If you look in the Max window, you can see how the matrixctrl passes messages to the router. The objects communicate using the system of inlet outlet state, where a state of 1 makes a connection and 0 breaks the connection. Unlike gate and switch, the input and output numbering begins at 0, not 1: a connection between the left inlet and the last outlet in our example, therefore, would be set by sending the message 0 3 1 to the router.
Conclusion
In this tutorial, we have seen a number of useful objects for routing messages within a subset of the logic in a patcher. The switch object selects from several inputs, based on the value sent to its left inlet. The gate is switch’s inverse – it will take a single input and route it to one of several outlets. If you need more complicated “matrix-like” routing, the router object can pass messages arriving at multiple inlets into any (or all) of a set of outlets.
The radiogroup object allows for a visual interface to objects like gate and switch. The matrixctrl object provides a visual interface for matrix-style routing. The combination of router and matrixctrl provides one of the most flexible (and useful) message routing systems available in Max.

See Also

Name Description
gate Pass the input out a specific outlet
switch Output messages from a specific inlet
router matrixctrl-compatible Max message router

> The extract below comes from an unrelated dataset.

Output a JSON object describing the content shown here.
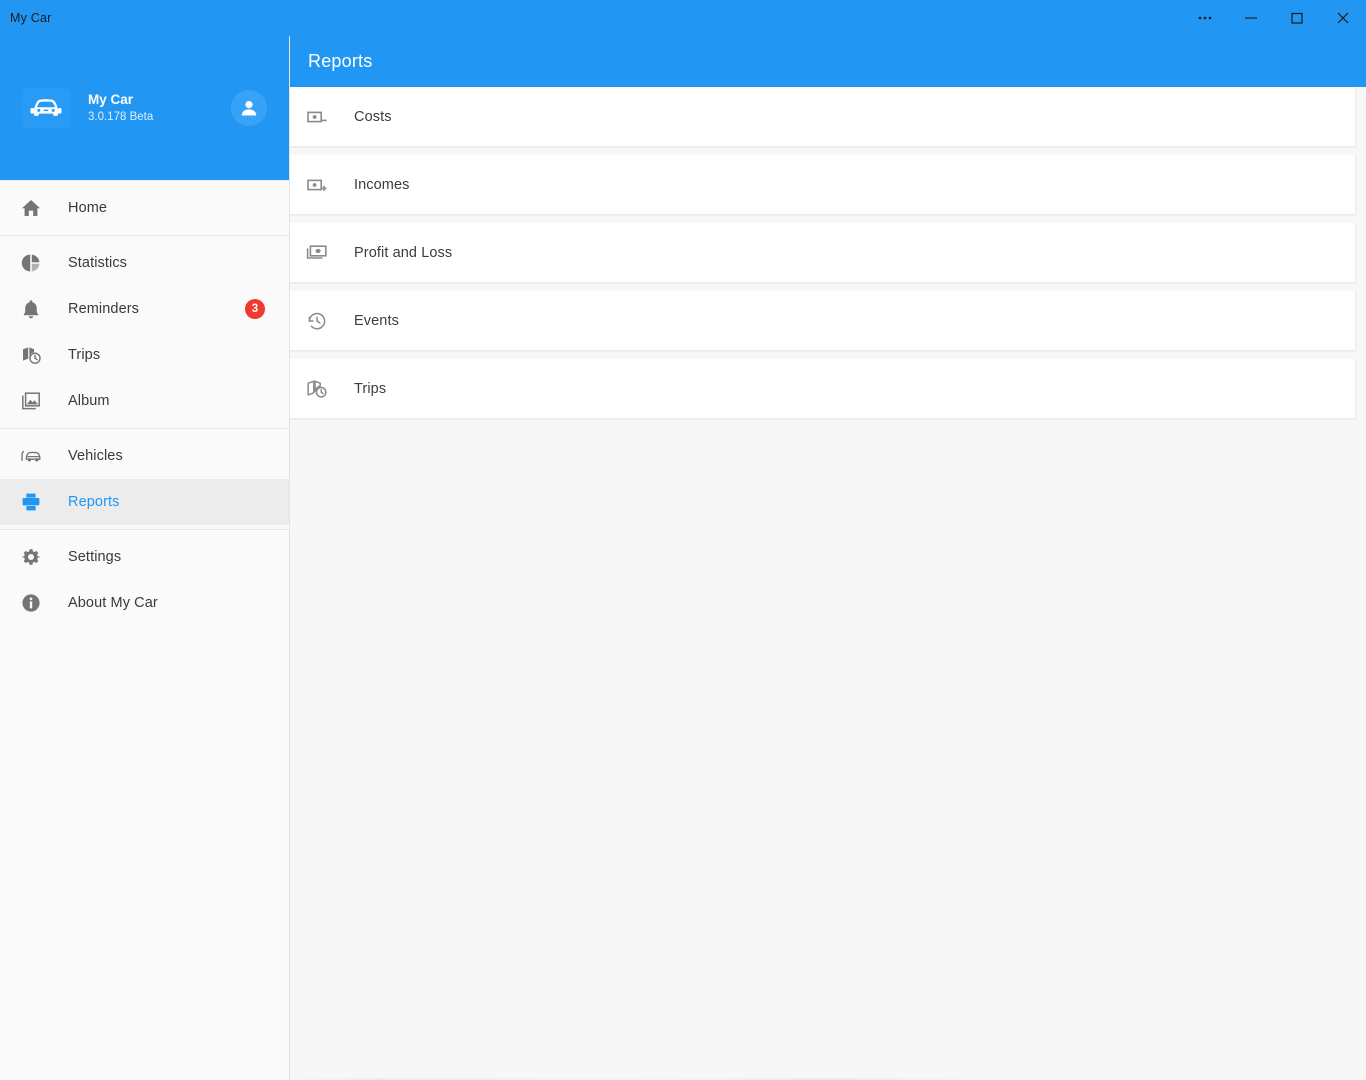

radiogroup Radio button/check box user interface object
matrixctrl Matrix switch control